Fast forward to the end of Lazard’s true freshman season with the Cyclones. He’d finished second on the team in receiving yards (593) and catches (45) while earning ESPN.com Big 12 all-underclassmen honors.
All of that added up to merely “all right” in Lazard’s estimation, especially when factoring in the team’s 2-10 record. So the 6-5, 223-pound Lazard knew more growth was required — and it began in the area he once “hated.” He attacked, rather than tolerating, bench presses, power cleans, squats and other strength-building lifts. By the end of the offseason, his numbers had shot up to 325 pounds on the bench, 405 on squat and 301 on power clean.

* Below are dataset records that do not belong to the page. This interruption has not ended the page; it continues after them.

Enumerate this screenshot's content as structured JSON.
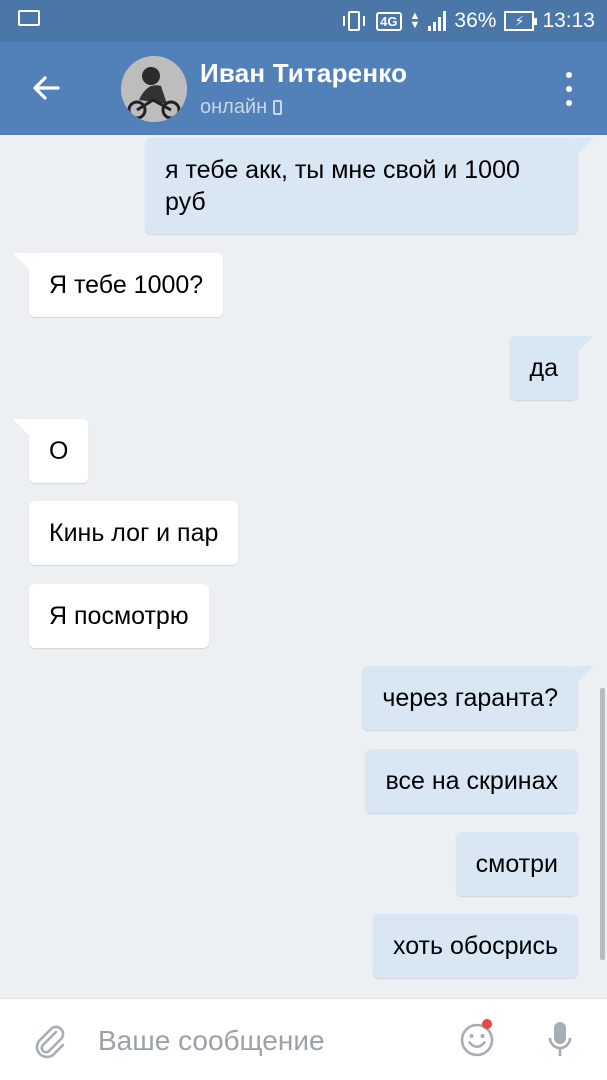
{
  "status_bar": {
    "network": "4G",
    "battery": "36%",
    "time": "13:13"
  },
  "header": {
    "contact_name": "Иван Титаренко",
    "contact_status": "онлайн"
  },
  "messages": [
    {
      "direction": "out",
      "text": "я тебе акк, ты мне свой и 1000 руб"
    },
    {
      "direction": "in",
      "text": "Я тебе 1000?"
    },
    {
      "direction": "out",
      "text": "да"
    },
    {
      "direction": "in",
      "text": "О"
    },
    {
      "direction": "in",
      "text": "Кинь лог и пар"
    },
    {
      "direction": "in",
      "text": "Я посмотрю"
    },
    {
      "direction": "out",
      "text": "через гаранта?"
    },
    {
      "direction": "out",
      "text": "все на скринах"
    },
    {
      "direction": "out",
      "text": "смотри"
    },
    {
      "direction": "out",
      "text": "хоть обосрись"
    }
  ],
  "composer": {
    "placeholder": "Ваше сообщение"
  },
  "colors": {
    "header": "#5181b8",
    "status_bar": "#4a76a8",
    "outgoing_bubble": "#d9e6f4",
    "incoming_bubble": "#ffffff",
    "background": "#edf0f2"
  }
}
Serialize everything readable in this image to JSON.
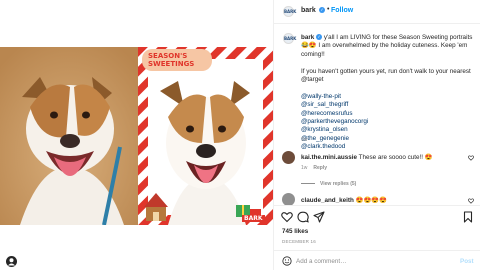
{
  "post": {
    "username": "bark",
    "follow_label": "Follow",
    "separator": "•",
    "verified_glyph": "✓",
    "avatar_text": "BARK"
  },
  "caption": {
    "username": "bark",
    "verified_glyph": "✓",
    "line1": "y'all I am LIVING for these Season Sweeting portraits😂😍 I am overwhelmed by the holiday cuteness. Keep 'em coming!!",
    "line2": "If you haven't gotten yours yet, run don't walk to your nearest @target",
    "tags": [
      "@wally-the-pit",
      "@sir_sal_thegriff",
      "@herecomesrufus",
      "@parkertheveganocorgi",
      "@krystina_olsen",
      "@the_genegenie",
      "@clark.thedood"
    ],
    "time": "1w"
  },
  "comments": [
    {
      "username": "kai.the.mini.aussie",
      "text": "These are soooo cute!! 😍",
      "time": "1w",
      "reply_label": "Reply"
    },
    {
      "username": "claude_and_keith",
      "text": "😍😍😍😍"
    }
  ],
  "view_replies_label": "View replies (5)",
  "likes": "745 likes",
  "date": "DECEMBER 16",
  "add_comment": {
    "placeholder": "Add a comment…",
    "post_label": "Post",
    "emoji_icon": "emoji-icon"
  },
  "artwork": {
    "title_line1": "SEASON'S",
    "title_line2": "SWEETINGS",
    "brand": "BARK"
  },
  "colors": {
    "link_blue": "#0095f6",
    "tag_blue": "#00376b",
    "verified": "#3897f0",
    "muted": "#8e8e8e",
    "text": "#262626",
    "candy_red": "#e0352b",
    "post_disabled": "#b2dffc"
  },
  "icons": [
    "heart-icon",
    "comment-icon",
    "share-icon",
    "bookmark-icon",
    "emoji-icon",
    "verified-icon"
  ]
}
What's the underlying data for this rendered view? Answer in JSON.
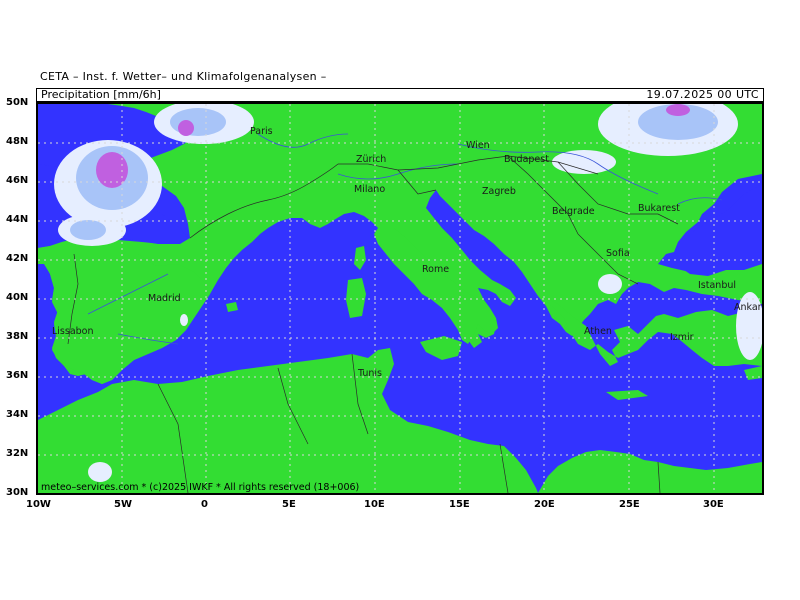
{
  "header": {
    "source": "CETA – Inst. f. Wetter– und Klimafolgenanalysen –",
    "product": "Precipitation [mm/6h]",
    "valid_time": "19.07.2025 00 UTC"
  },
  "footer": {
    "copyright": "meteo–services.com * (c)2025 IWKF * All rights reserved (18+006)"
  },
  "colors": {
    "sea": "#3333ff",
    "land": "#33dd33",
    "precip_light": "#e8f0ff",
    "precip_mid": "#a8c4f8",
    "precip_high": "#c060e0",
    "grid": "#c8c8c8",
    "border": "#2a2a2a",
    "river": "#3a55d8"
  },
  "lat_labels": [
    "50N",
    "48N",
    "46N",
    "44N",
    "42N",
    "40N",
    "38N",
    "36N",
    "34N",
    "32N",
    "30N"
  ],
  "lon_labels": [
    "10W",
    "5W",
    "0",
    "5E",
    "10E",
    "15E",
    "20E",
    "25E",
    "30E"
  ],
  "cities": [
    "Paris",
    "Wien",
    "Zürich",
    "Budapest",
    "Zagreb",
    "Belgrade",
    "Bukarest",
    "Milano",
    "Sofia",
    "Madrid",
    "Rome",
    "Istanbul",
    "Ankara",
    "Lissabon",
    "Athen",
    "Izmir",
    "Tunis"
  ]
}
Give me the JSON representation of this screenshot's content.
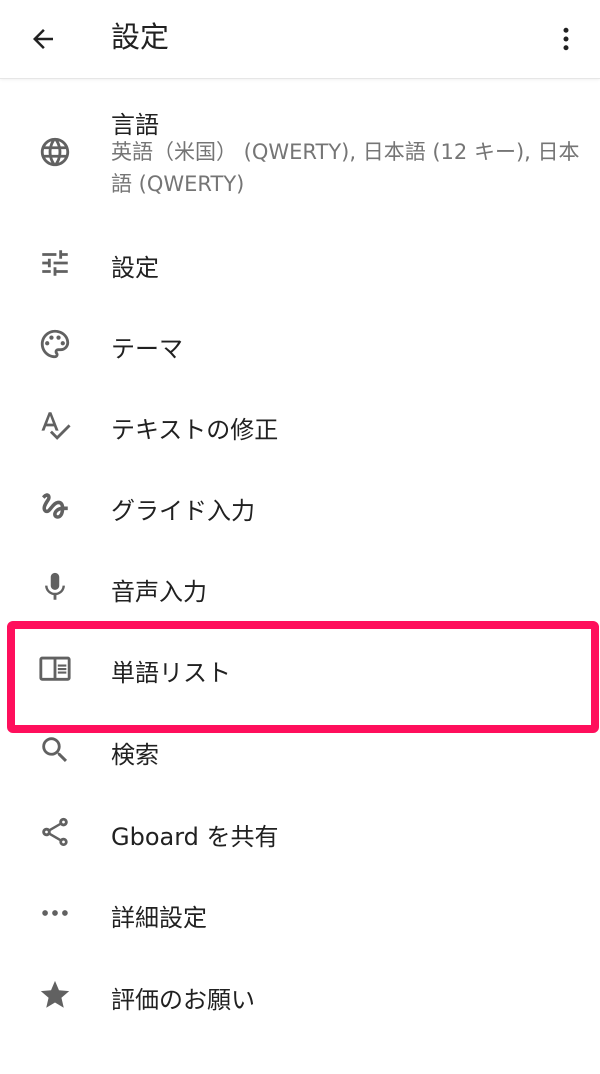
{
  "header": {
    "title": "設定",
    "back_icon": "arrow-back-icon",
    "more_icon": "more-vert-icon"
  },
  "items": [
    {
      "icon": "globe-icon",
      "label": "言語",
      "summary": "英語（米国） (QWERTY), 日本語 (12 キー), 日本語 (QWERTY)"
    },
    {
      "icon": "tune-icon",
      "label": "設定"
    },
    {
      "icon": "palette-icon",
      "label": "テーマ"
    },
    {
      "icon": "spellcheck-icon",
      "label": "テキストの修正"
    },
    {
      "icon": "gesture-icon",
      "label": "グライド入力"
    },
    {
      "icon": "mic-icon",
      "label": "音声入力"
    },
    {
      "icon": "book-icon",
      "label": "単語リスト"
    },
    {
      "icon": "search-icon",
      "label": "検索"
    },
    {
      "icon": "share-icon",
      "label": "Gboard を共有"
    },
    {
      "icon": "more-horiz-icon",
      "label": "詳細設定"
    },
    {
      "icon": "star-icon",
      "label": "評価のお願い"
    }
  ],
  "highlight": {
    "item": "単語リスト",
    "color": "#ff0f5c"
  },
  "colors": {
    "icon": "#616161",
    "text": "#212121",
    "secondary": "#757575",
    "background": "#ffffff"
  }
}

“Roughly 40-50 pound jumps,” Lazard said.
That’s across the board — and the added strength is showing up on the field. Lazard leads ISU (1-2) with 15 catches for 150 yards and a touchdown. He’s averaged 17 yards in six punt returns, merging his trademark sure-handedness with increased elusiveness.
“I think he’s stronger, I think he’s quicker, I think he’s faster,” Cyclones Coach Paul Rhoads said. “The mental piece is he has a better understanding of what it is we’re trying to accomplish, but he was pretty solid a year ago. I’ve always talked about his maturity as a young man and that hasn’t decreased.”
Lazard and his fellow wide receivers will try to shake free early and often against the downtrodden Jayhawks (0-3). Kansas has given up nine passing plays of 25 yards or more and all of them have come in first or second down situations.
“I think we can still improve a lot and hopefully make a big jump this week,” Lazard said.
Just like he’s done in the weight room, thanks to lessons learned, past and present.
“It’s just a great stress reliever,” Lazard said of his growing appreciation for lifting. “Just going through the season we went through last year, I din’t want to go into this season knowing I could have put more work and more effort in. I don’t want to feel like I’ve let my team down.”